A small nod, and Cheever’s enormous green eyes focused on Blake’s face like he held the magic keys to the kingdom.
“Good. Now here’s the thing. In eight years, we been seeing a stranger show up where Cheever Sanders was supposed to be. He said all the right things, and he did all the right things, but he never seemed like he wanted to be with us. So in eight years, I ain’t ever known who you were, Cheever. But today, I know you’re the kind of person that would make that little girl break out of rehab in her Eeyore slippers and stand in the middle of a cocaine tornado because she missed you and was worried. I know you’re so hurt inside, you don’t want to show your mama, when you want her here more than you want anything in the world. And I know there is shit in your heart—probably ugly, festering shit—that you ain’t shown nobody, not your brothers, who would lay down and die for you, and not your mama, who would bring you back to life. So now, I’m real fucking curious. Who in the hell is Cheever Sanders, and why was he hiding behind that shitty rich kid for the last eight years?”

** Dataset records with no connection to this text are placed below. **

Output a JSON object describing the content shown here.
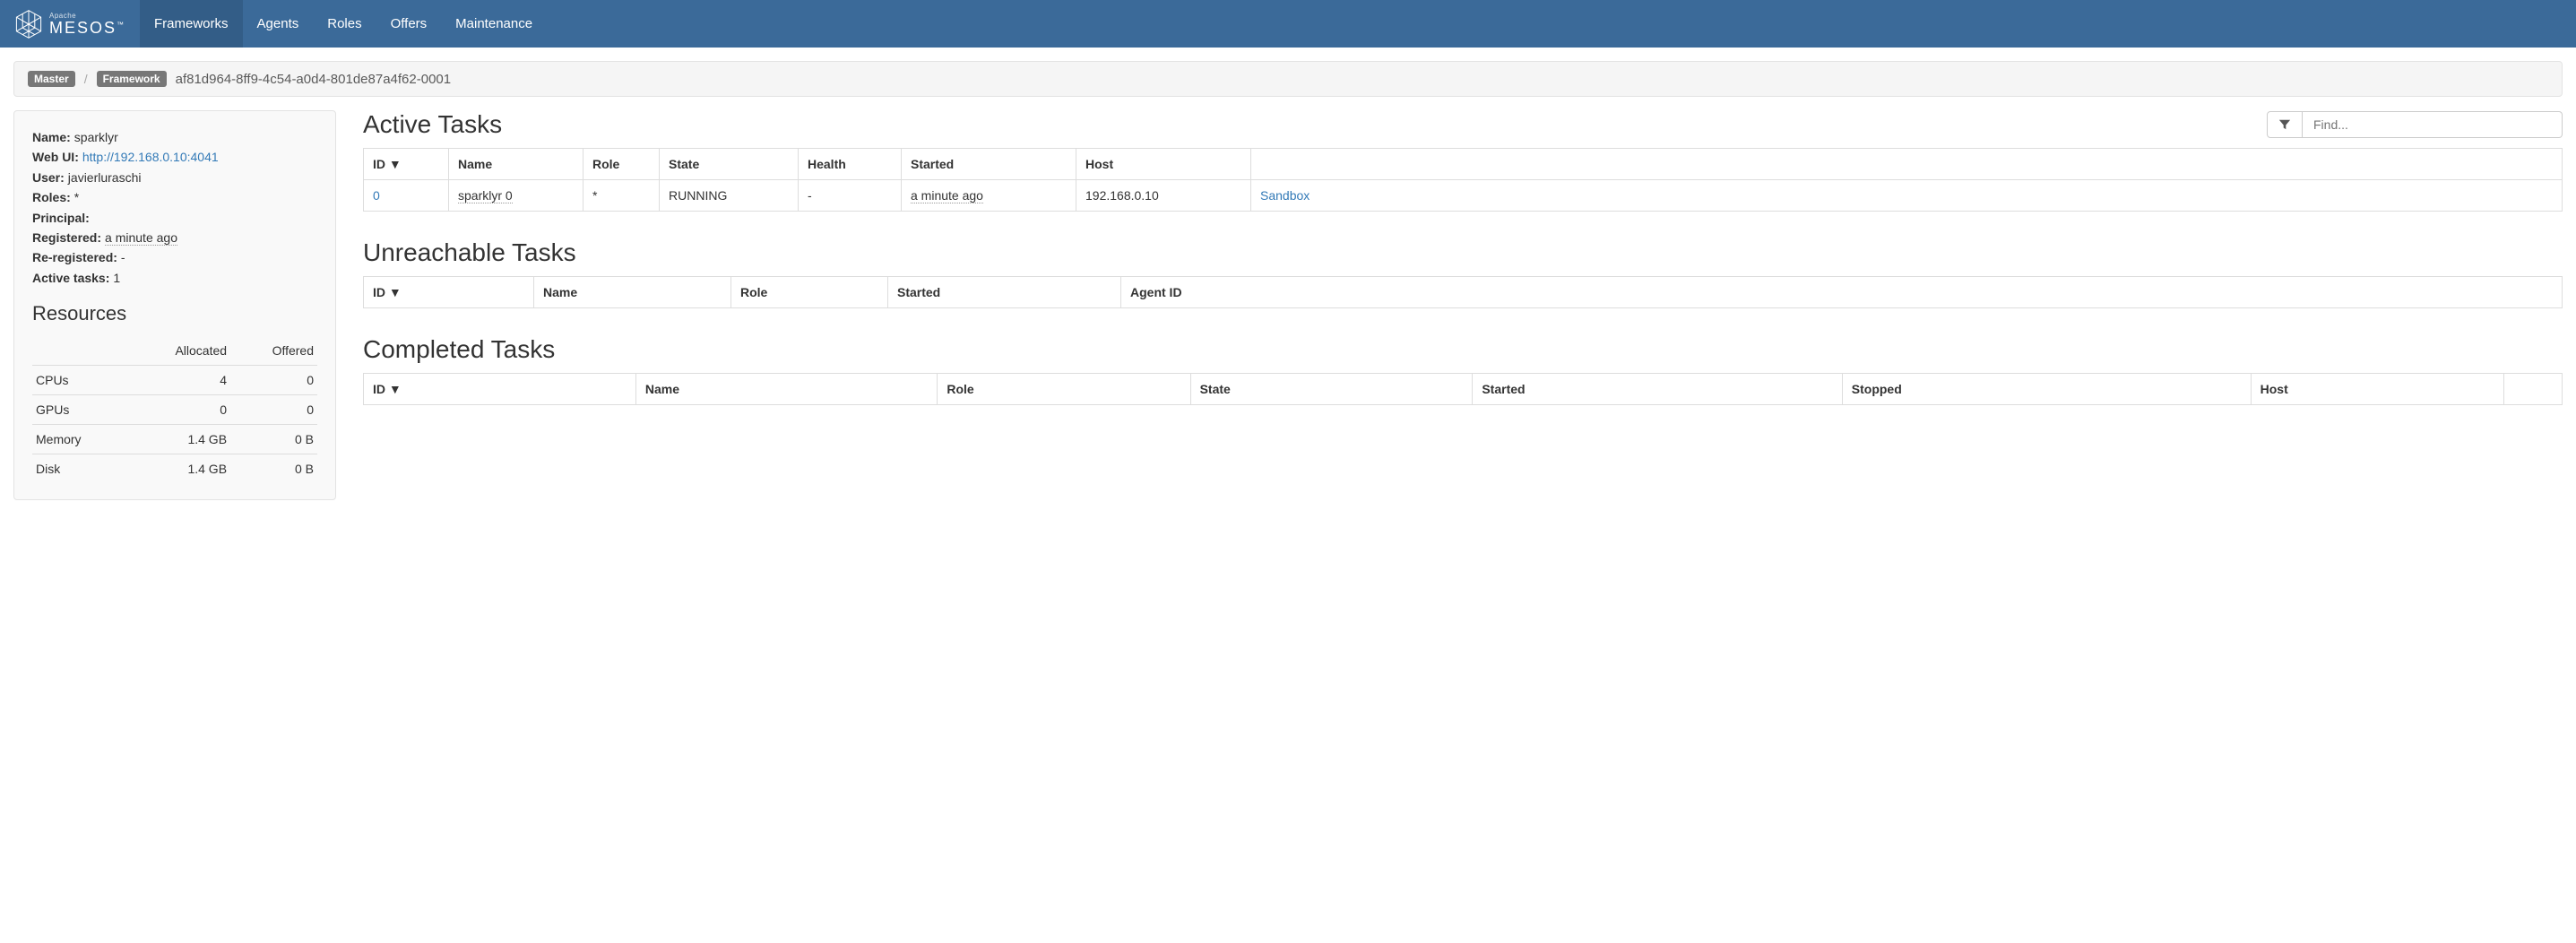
{
  "nav": {
    "frameworks": "Frameworks",
    "agents": "Agents",
    "roles": "Roles",
    "offers": "Offers",
    "maintenance": "Maintenance"
  },
  "breadcrumb": {
    "master": "Master",
    "framework": "Framework",
    "id": "af81d964-8ff9-4c54-a0d4-801de87a4f62-0001"
  },
  "framework": {
    "labels": {
      "name": "Name:",
      "web_ui": "Web UI:",
      "user": "User:",
      "roles": "Roles:",
      "principal": "Principal:",
      "registered": "Registered:",
      "re_registered": "Re-registered:",
      "active_tasks": "Active tasks:"
    },
    "name": "sparklyr",
    "web_ui": "http://192.168.0.10:4041",
    "user": "javierluraschi",
    "roles": "*",
    "principal": "",
    "registered": "a minute ago",
    "re_registered": "-",
    "active_tasks": "1"
  },
  "resources": {
    "heading": "Resources",
    "headers": {
      "allocated": "Allocated",
      "offered": "Offered"
    },
    "rows": {
      "cpus": {
        "label": "CPUs",
        "allocated": "4",
        "offered": "0"
      },
      "gpus": {
        "label": "GPUs",
        "allocated": "0",
        "offered": "0"
      },
      "memory": {
        "label": "Memory",
        "allocated": "1.4 GB",
        "offered": "0 B"
      },
      "disk": {
        "label": "Disk",
        "allocated": "1.4 GB",
        "offered": "0 B"
      }
    }
  },
  "filter": {
    "placeholder": "Find..."
  },
  "active": {
    "title": "Active Tasks",
    "headers": {
      "id": "ID ▼",
      "name": "Name",
      "role": "Role",
      "state": "State",
      "health": "Health",
      "started": "Started",
      "host": "Host",
      "sandbox": ""
    },
    "rows": [
      {
        "id": "0",
        "name": "sparklyr 0",
        "role": "*",
        "state": "RUNNING",
        "health": "-",
        "started": "a minute ago",
        "host": "192.168.0.10",
        "sandbox": "Sandbox"
      }
    ]
  },
  "unreachable": {
    "title": "Unreachable Tasks",
    "headers": {
      "id": "ID ▼",
      "name": "Name",
      "role": "Role",
      "started": "Started",
      "agent_id": "Agent ID"
    }
  },
  "completed": {
    "title": "Completed Tasks",
    "headers": {
      "id": "ID ▼",
      "name": "Name",
      "role": "Role",
      "state": "State",
      "started": "Started",
      "stopped": "Stopped",
      "host": "Host",
      "extra": ""
    }
  }
}
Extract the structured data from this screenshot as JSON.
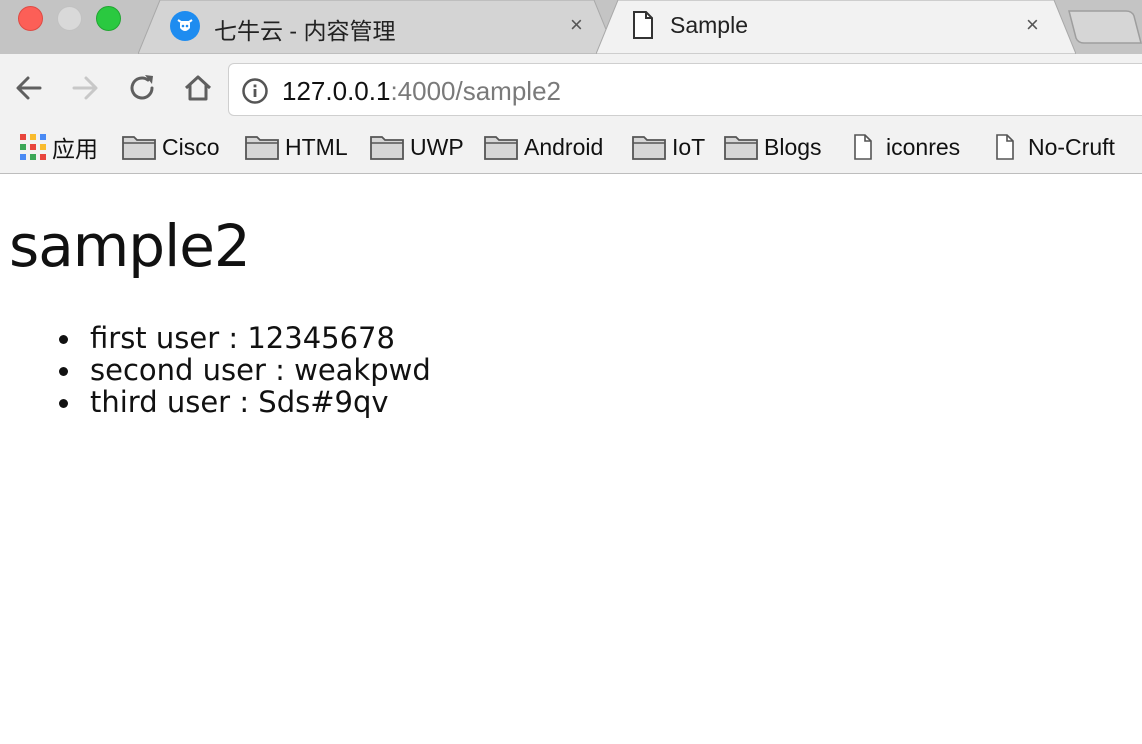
{
  "window": {
    "traffic_lights": [
      "close",
      "minimize",
      "maximize"
    ]
  },
  "tabs": [
    {
      "title": "七牛云 - 内容管理",
      "icon": "qiniu-cow-icon",
      "active": false,
      "close_label": "×"
    },
    {
      "title": "Sample",
      "icon": "document-icon",
      "active": true,
      "close_label": "×"
    }
  ],
  "toolbar": {
    "back_icon": "arrow-left-icon",
    "forward_icon": "arrow-right-icon",
    "reload_icon": "reload-icon",
    "home_icon": "home-icon",
    "url_host": "127.0.0.1",
    "url_path": ":4000/sample2"
  },
  "bookmarks": {
    "apps_label": "应用",
    "items": [
      {
        "label": "Cisco",
        "icon": "folder-icon"
      },
      {
        "label": "HTML",
        "icon": "folder-icon"
      },
      {
        "label": "UWP",
        "icon": "folder-icon"
      },
      {
        "label": "Android",
        "icon": "folder-icon"
      },
      {
        "label": "IoT",
        "icon": "folder-icon"
      },
      {
        "label": "Blogs",
        "icon": "folder-icon"
      },
      {
        "label": "iconres",
        "icon": "page-icon"
      },
      {
        "label": "No-Cruft",
        "icon": "page-icon"
      }
    ]
  },
  "page": {
    "heading": "sample2",
    "users": [
      "first user : 12345678",
      "second user : weakpwd",
      "third user : Sds#9qv"
    ]
  },
  "colors": {
    "tab_strip": "#c4c4c4",
    "toolbar": "#f2f2f2",
    "favicon_blue": "#1e8cf0",
    "close_red": "#fc5f57",
    "maximize_green": "#2ac940"
  }
}
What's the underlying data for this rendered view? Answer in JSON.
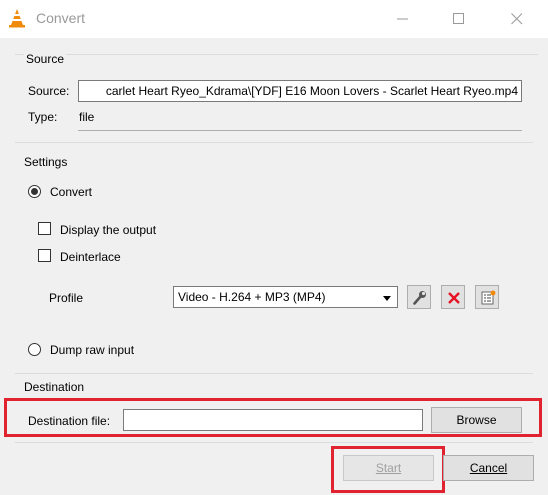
{
  "window": {
    "title": "Convert",
    "icon": "vlc-cone-icon"
  },
  "source": {
    "group_title": "Source",
    "source_label": "Source:",
    "source_value": "carlet Heart Ryeo_Kdrama\\[YDF] E16 Moon Lovers - Scarlet Heart Ryeo.mp4",
    "type_label": "Type:",
    "type_value": "file"
  },
  "settings": {
    "group_title": "Settings",
    "convert_label": "Convert",
    "convert_selected": true,
    "display_output_label": "Display the output",
    "display_output_checked": false,
    "deinterlace_label": "Deinterlace",
    "deinterlace_checked": false,
    "profile_label": "Profile",
    "profile_selected": "Video - H.264 + MP3 (MP4)",
    "profile_buttons": [
      "wrench-icon",
      "delete-x-icon",
      "new-profile-icon"
    ],
    "dump_raw_label": "Dump raw input",
    "dump_raw_selected": false
  },
  "destination": {
    "group_title": "Destination",
    "file_label": "Destination file:",
    "file_value": "",
    "browse_label": "Browse"
  },
  "actions": {
    "start_label": "Start",
    "start_enabled": false,
    "cancel_label": "Cancel"
  },
  "colors": {
    "highlight_red": "#e0232e",
    "vlc_orange": "#f08a0c",
    "delete_red": "#e81123"
  }
}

“He’s nobody,” Cheever whispered. “He’s a sniveling baby, crying on the floor, just letting shit happen to him that nobody wants to know.”
Blake made a hurt sound. “I’ve been that kid,” he said softly. “That kid can grow into a decent person. You just gotta let him cry a little, let him know he’s heard.”
Cheever’s breath was long and shaky, and his eyes kept leaking tears, but that terrifying storm of weeping seemed to be kept at bay. “Who wants to listen to that kid?” Cheever asked after that long breath. “I sure don’t.”
“I do,” Blake said, surprising himself. “I’ve been waiting for that kid to talk to me for eight long goddamned years.”
Cheever’s eyes fastened hungrily on his face. “I wanted to not be a fuckup,” he moaned. “I wanted to be someone worth listening to.”
So needy. This kid—all his coolness, all his arrogance—he’d been trying to earn their approval?
Blake cupped his cheek. “Aw, kid. You wanted to not be a fuckup? You were born into the wrong damned family. We are fuckup city here. We just make that work for us. Welcome to Outbreak Monkey, right?”
That got a smile from Cheever, surprisingly enough. He used his free hand, the one not cuffed to the rail, to capture Blake’s palm against his cheek.
“I’m glad it was you,” he said, which surprised the hell out of Blake, “who found me.”
He didn’t say why, but his eyes fluttered closed, and Blake breathed a sigh of relief. That rot was still there, festering, needing to be bled out, but maybe Cheever’s heart could rest for a little bit before it did.